Over the years the different physics that occurs within the substorm have pretty much all been observed (well, as far as we know...), but knowing in which order they occur has always been tricky. To find that out we would need probes along the magnetotail recording simultaneously as the substorm occured, plus a whole network of ground based observatories so that we can interpret the satellite data in proper context.***

That's what THEMIS is: five satellites spread out along the tail with a huge and impressive network of ground instrumentation across North America (and a couple in Europe for good measure - one of them operated by a UK scientist). Now, it seems, this ground and space based mission has come good.

The discovery came on what began as a quiet day, Feb 26, 2008. Arctic skies were dark and Earth's magnetic field was still. High above the planet, the five THEMIS satellites had just arranged themselves in a line down the middle of Earth’s magnetotail—a million kilometer long tail of magnetism pulled into space by the action of the solar wind.

That's when the explosion occurred. A little more than midway up the THEMIS line, magnetic fields erupted, "releasing about 1015 Joules of energy," says Angelopoulos. "For comparison, that's about as much energy as a magnitude 5 earthquake."
And the satellites and ground-based cameras saw it from start to finish:

"For the first time, THEMIS has shown us the whole process in action—from magnetic reconnection to aurora borealis," says Sibeck. "We are finally solving the puzzle of substorms."

So it looks as if we can tick a box: magnetic reconnection is the first step in the process. Or at least that is my interpretation of this press release. This could be the answer to a question that has been around for over 30 years.

However, I would bet that this is far from the definitive answer.

I saw talks in the special Substorms in the Age of THEMIS session that we held at NAM that suggested that the story is actually a whole lot more complicated. One in particular hinted very strongly that two different mechanisms occurred in two substorms that quickly followed one another. I'm keen to see if THEMIS also sees another substorm; one that doesn't follow the same pattern as the February 2008 example. There is time yet.

Plus the substorm debate is far from over; there are many other unanswered questions surrounding the substorm: What triggers the reconnection and why does it happen when it does? What determines the location of the aurora? Why do periodic substorms have such large particle injection regions? etc.

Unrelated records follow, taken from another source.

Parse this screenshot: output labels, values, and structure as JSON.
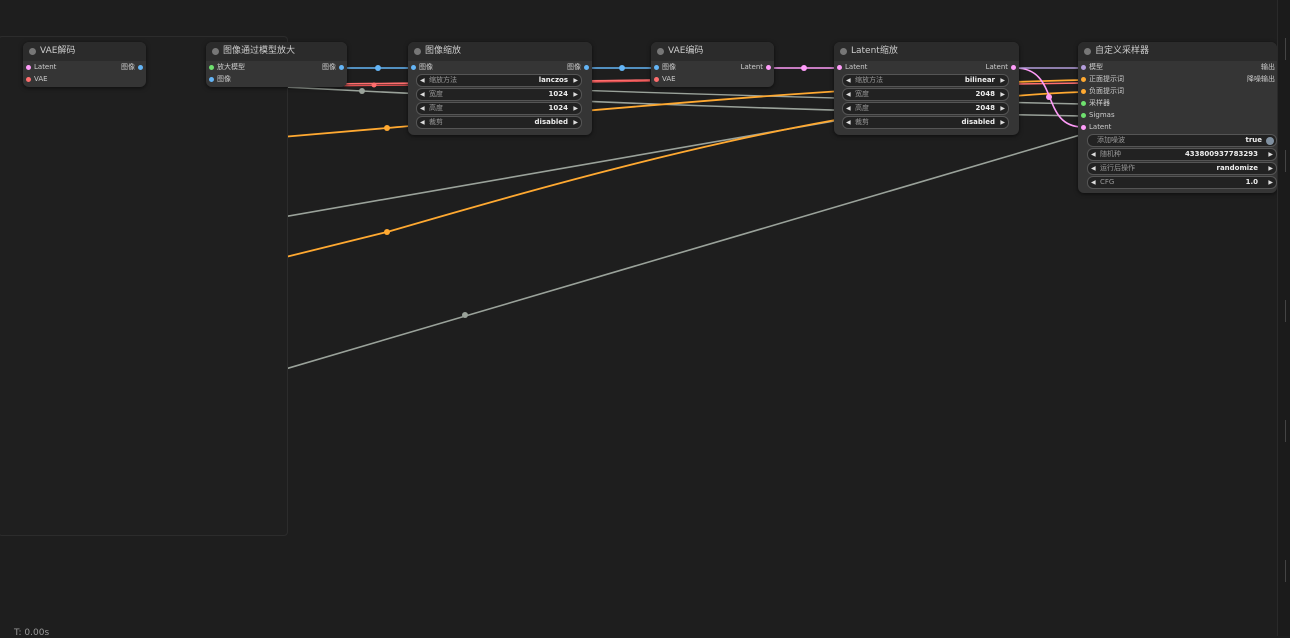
{
  "nodes": {
    "vae_decode": {
      "title": "VAE解码",
      "inputs": [
        "Latent",
        "VAE"
      ],
      "outputs": [
        "图像"
      ]
    },
    "upscale_model": {
      "title": "图像通过模型放大",
      "inputs": [
        "放大模型",
        "图像"
      ],
      "outputs": [
        "图像"
      ]
    },
    "image_scale": {
      "title": "图像缩放",
      "inputs": [
        "图像"
      ],
      "outputs": [
        "图像"
      ],
      "widgets": [
        {
          "label": "缩放方法",
          "value": "lanczos"
        },
        {
          "label": "宽度",
          "value": "1024"
        },
        {
          "label": "高度",
          "value": "1024"
        },
        {
          "label": "裁剪",
          "value": "disabled"
        }
      ]
    },
    "vae_encode": {
      "title": "VAE编码",
      "inputs": [
        "图像",
        "VAE"
      ],
      "outputs": [
        "Latent"
      ]
    },
    "latent_scale": {
      "title": "Latent缩放",
      "inputs": [
        "Latent"
      ],
      "outputs": [
        "Latent"
      ],
      "widgets": [
        {
          "label": "缩放方法",
          "value": "bilinear"
        },
        {
          "label": "宽度",
          "value": "2048"
        },
        {
          "label": "高度",
          "value": "2048"
        },
        {
          "label": "裁剪",
          "value": "disabled"
        }
      ]
    },
    "custom_sampler": {
      "title": "自定义采样器",
      "inputs": [
        "模型",
        "正面提示词",
        "负面提示词",
        "采样器",
        "Sigmas",
        "Latent"
      ],
      "outputs": [
        "输出",
        "降噪输出"
      ],
      "widgets": [
        {
          "label": "添加噪波",
          "value": "true"
        },
        {
          "label": "随机种",
          "value": "433800937783293"
        },
        {
          "label": "运行后操作",
          "value": "randomize"
        },
        {
          "label": "CFG",
          "value": "1.0"
        }
      ]
    }
  },
  "status": {
    "time": "T: 0.00s"
  },
  "colors": {
    "canvas": "#1e1e1e",
    "node_body": "#353535",
    "node_title": "#2b2b2b",
    "latent": "#ff9cf9",
    "vae": "#ff6e6e",
    "image": "#64b5f6",
    "upscale_model": "#6ee06e",
    "conditioning": "#ffa931",
    "sampler_sigma": "#b0b0b0",
    "model": "#b39ddb"
  }
}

For a look at a some recent work that addresses a different aspect of the substorm issue grab a copy of August's Astronomy and Geophysics, where one of the Rishbeth prize winners was looking at many substorms at Earth. The other prize winner was looking at a product of auroral substorms -kilometric radiation- but on Saturn, rather than Earth. This could be a very useful tool for identifying extra-solar planets that have a magnetic field, something that might well be a prerequisite for complex life.

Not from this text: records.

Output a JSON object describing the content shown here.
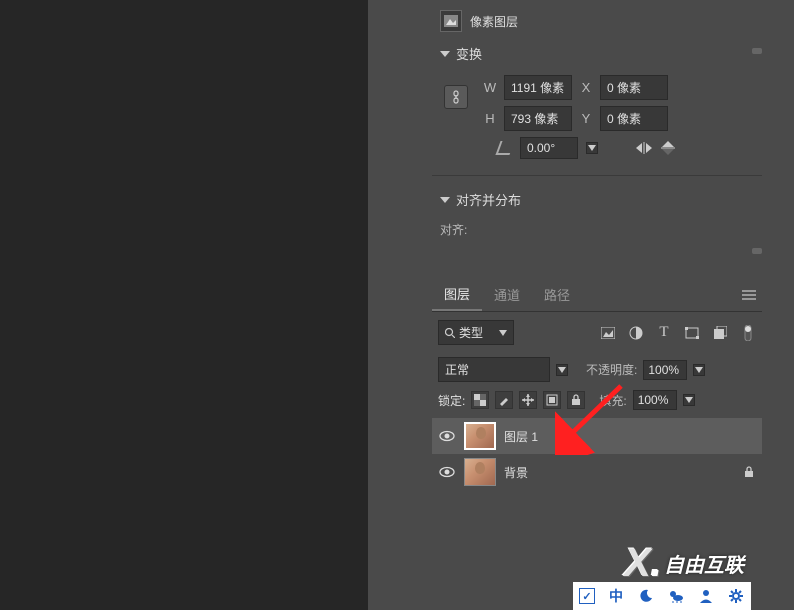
{
  "properties": {
    "pixel_layer_label": "像素图层",
    "transform": {
      "header": "变换",
      "w_label": "W",
      "w_value": "1191 像素",
      "x_label": "X",
      "x_value": "0 像素",
      "h_label": "H",
      "h_value": "793 像素",
      "y_label": "Y",
      "y_value": "0 像素",
      "rotation": "0.00°"
    },
    "align": {
      "header": "对齐并分布",
      "label": "对齐:"
    }
  },
  "layers_panel": {
    "tabs": {
      "layers": "图层",
      "channels": "通道",
      "paths": "路径"
    },
    "type_filter": "类型",
    "blend_mode": "正常",
    "opacity_label": "不透明度:",
    "opacity_value": "100%",
    "lock_label": "锁定:",
    "fill_label": "填充:",
    "fill_value": "100%",
    "layers": [
      {
        "name": "图层 1",
        "selected": true,
        "locked": false
      },
      {
        "name": "背景",
        "selected": false,
        "locked": true
      }
    ]
  },
  "watermark": {
    "text": "自由互联"
  },
  "bottom_bar": {
    "ime": "中"
  }
}
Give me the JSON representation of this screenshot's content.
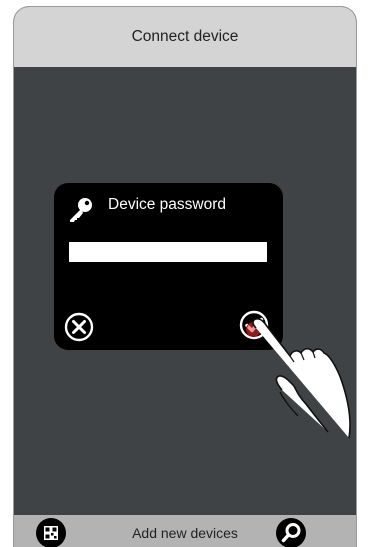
{
  "header": {
    "title": "Connect device"
  },
  "dialog": {
    "title": "Device password",
    "password_value": "",
    "password_placeholder": ""
  },
  "bottom_bar": {
    "label": "Add new devices"
  },
  "icons": {
    "key": "key-icon",
    "cancel": "close-circle-icon",
    "confirm": "check-circle-icon",
    "qr": "qr-code-icon",
    "search": "search-icon",
    "hand": "pointing-hand-icon"
  },
  "colors": {
    "header_bg": "#d4d4d4",
    "content_bg": "#404345",
    "dialog_bg": "#000000",
    "bottom_bar_bg": "#b3b3b3",
    "tap_highlight": "#e03c3c"
  }
}
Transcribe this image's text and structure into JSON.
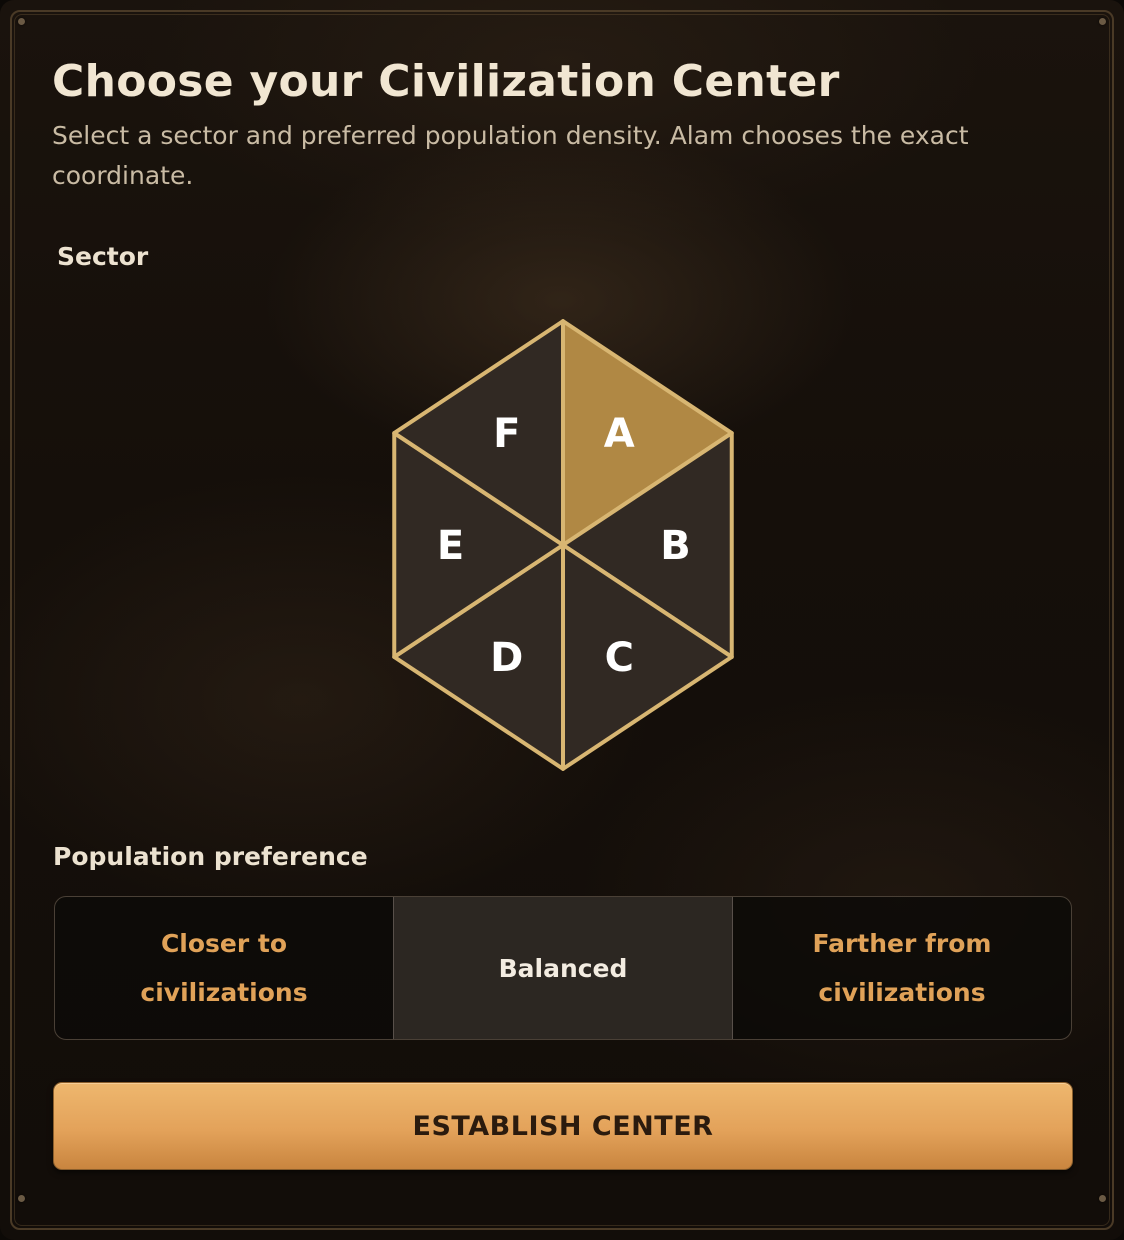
{
  "dialog": {
    "title": "Choose your Civilization Center",
    "subtitle": "Select a sector and preferred population density. Alam chooses the exact coordinate."
  },
  "sector_picker": {
    "label": "Sector",
    "selected": "A",
    "sectors": [
      "A",
      "B",
      "C",
      "D",
      "E",
      "F"
    ]
  },
  "population": {
    "label": "Population preference",
    "options": [
      "Closer to civilizations",
      "Balanced",
      "Farther from civilizations"
    ],
    "selected": "Balanced"
  },
  "action": {
    "establish_label": "ESTABLISH CENTER"
  },
  "colors": {
    "selected_sector": "#b08844",
    "sector_fill": "#312923",
    "sector_outline": "#d8b672",
    "option_text": "#e0a258",
    "button": "#e3a25a"
  }
}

*A primer on potential candidates

**Reconnection is the process by which two different magnetic fields (pointing in opposite direction) merge to produce a new configuration. In the Earth's magnetotail this means that the field close to the equatorial plane gets pinched together causing a change in shape that propels some of the charged particles Earthward. Essentially the field goes from being stretched out in a long tail, to looking more like a dipole field. This animation demonstrates the basic concept nicely.

***I hereby resist the urge to point out to STFC the stupidity of withdrawing from ground-based STP facilities. Except for this footnote...

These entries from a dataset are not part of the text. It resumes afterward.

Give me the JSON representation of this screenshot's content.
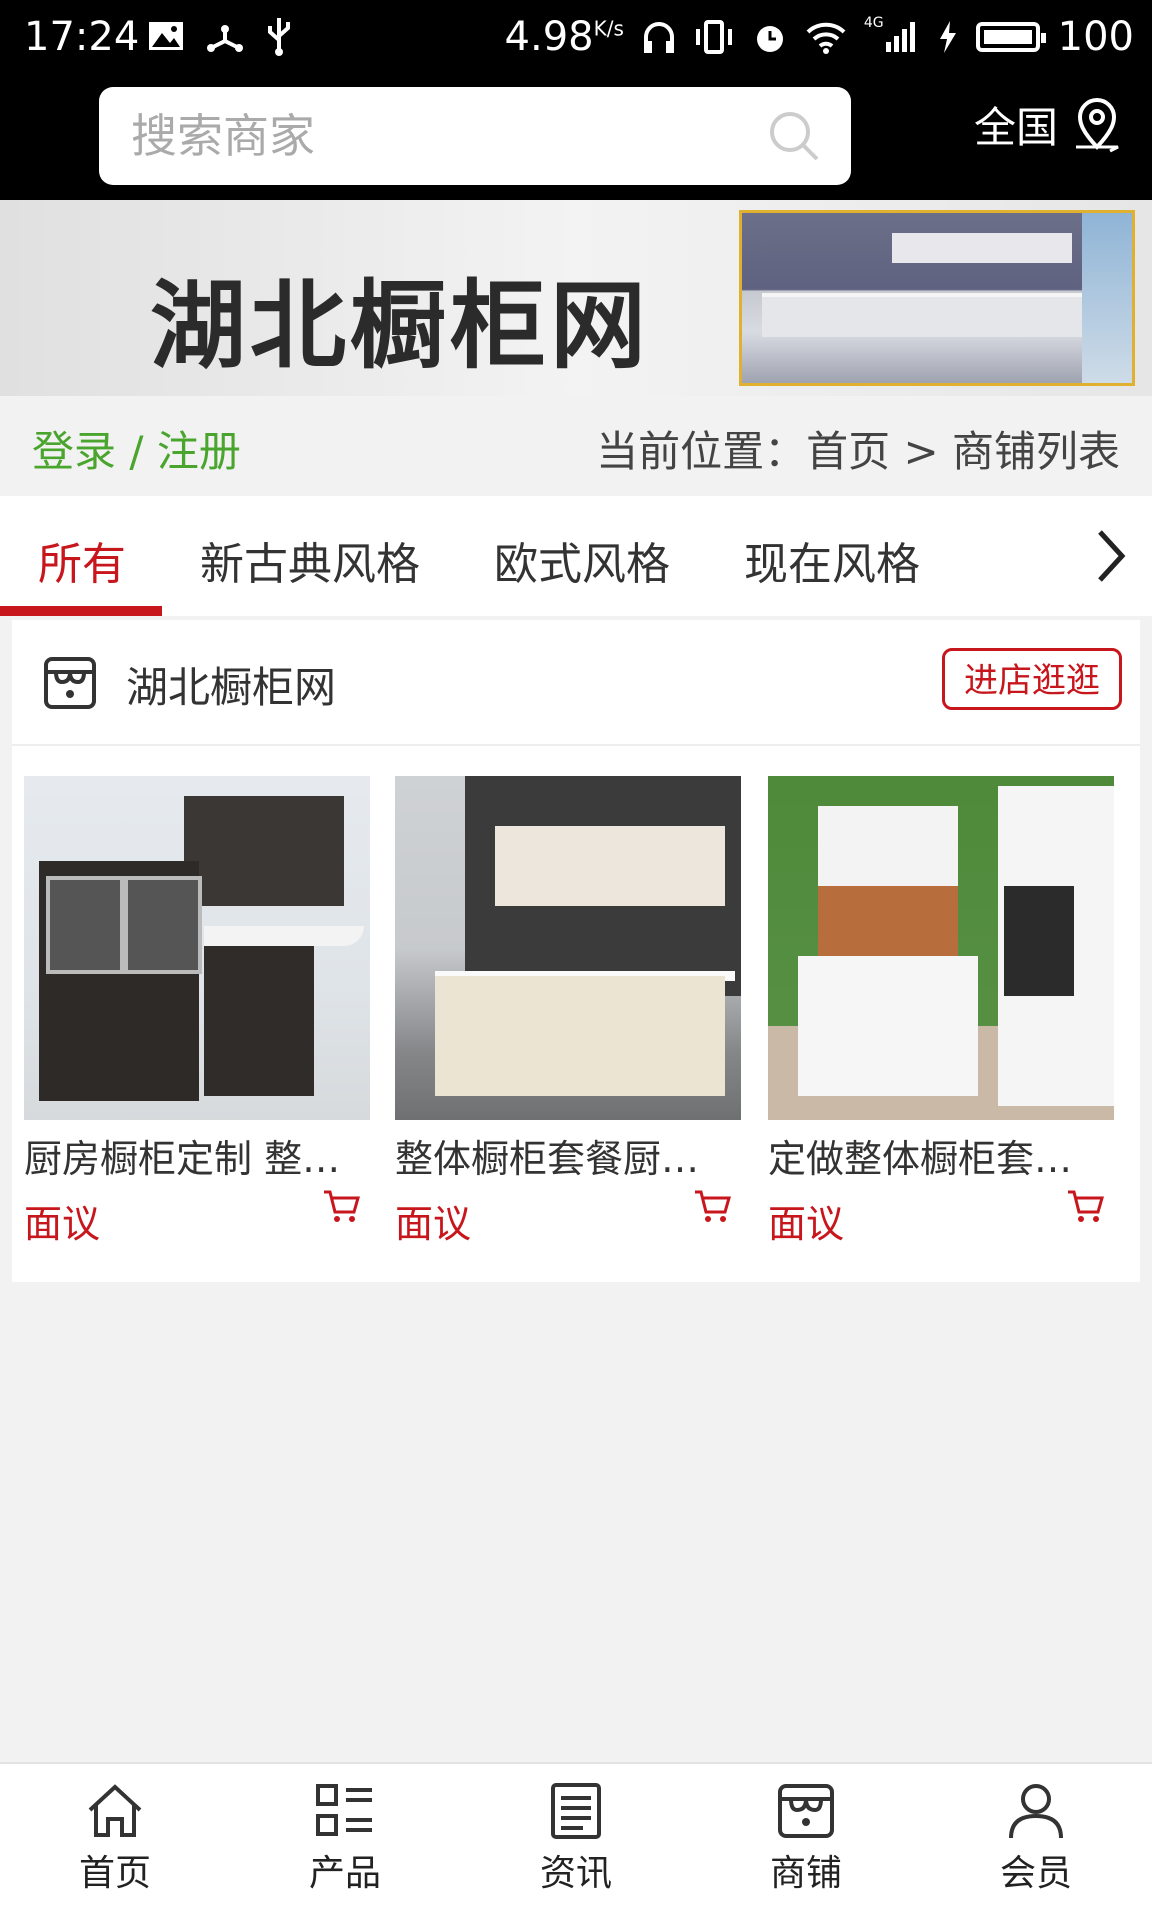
{
  "status_bar": {
    "time": "17:24",
    "speed": "4.98",
    "speed_unit": "K/s",
    "network": "4G",
    "battery": "100"
  },
  "search": {
    "placeholder": "搜索商家",
    "region_label": "全国"
  },
  "banner": {
    "title": "湖北橱柜网"
  },
  "account": {
    "login_register": "登录 / 注册"
  },
  "breadcrumb": {
    "text": "当前位置：首页 > 商铺列表"
  },
  "tabs": [
    {
      "label": "所有",
      "active": true
    },
    {
      "label": "新古典风格",
      "active": false
    },
    {
      "label": "欧式风格",
      "active": false
    },
    {
      "label": "现在风格",
      "active": false
    }
  ],
  "shop": {
    "name": "湖北橱柜网",
    "visit_button": "进店逛逛",
    "products": [
      {
        "name": "厨房橱柜定制 整体橱柜",
        "price": "面议"
      },
      {
        "name": "整体橱柜套餐厨房橱柜",
        "price": "面议"
      },
      {
        "name": "定做整体橱柜套餐厨房",
        "price": "面议"
      }
    ]
  },
  "bottom_nav": [
    {
      "label": "首页",
      "icon": "home-icon"
    },
    {
      "label": "产品",
      "icon": "grid-list-icon"
    },
    {
      "label": "资讯",
      "icon": "document-icon"
    },
    {
      "label": "商铺",
      "icon": "store-icon"
    },
    {
      "label": "会员",
      "icon": "user-icon"
    }
  ],
  "colors": {
    "accent": "#c8161d",
    "login_green": "#4aa52e",
    "topbar": "#000000"
  }
}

1 comment:

Andrew W said...

The science paper is here:

It's focussed on one isolated substorm (though they do say they have a couple of other examples) and on a quick read through sounds pretty convincing. I'm still willing to bet that by the end of the mission they'll have a good few examples of substorms fitting both theories though...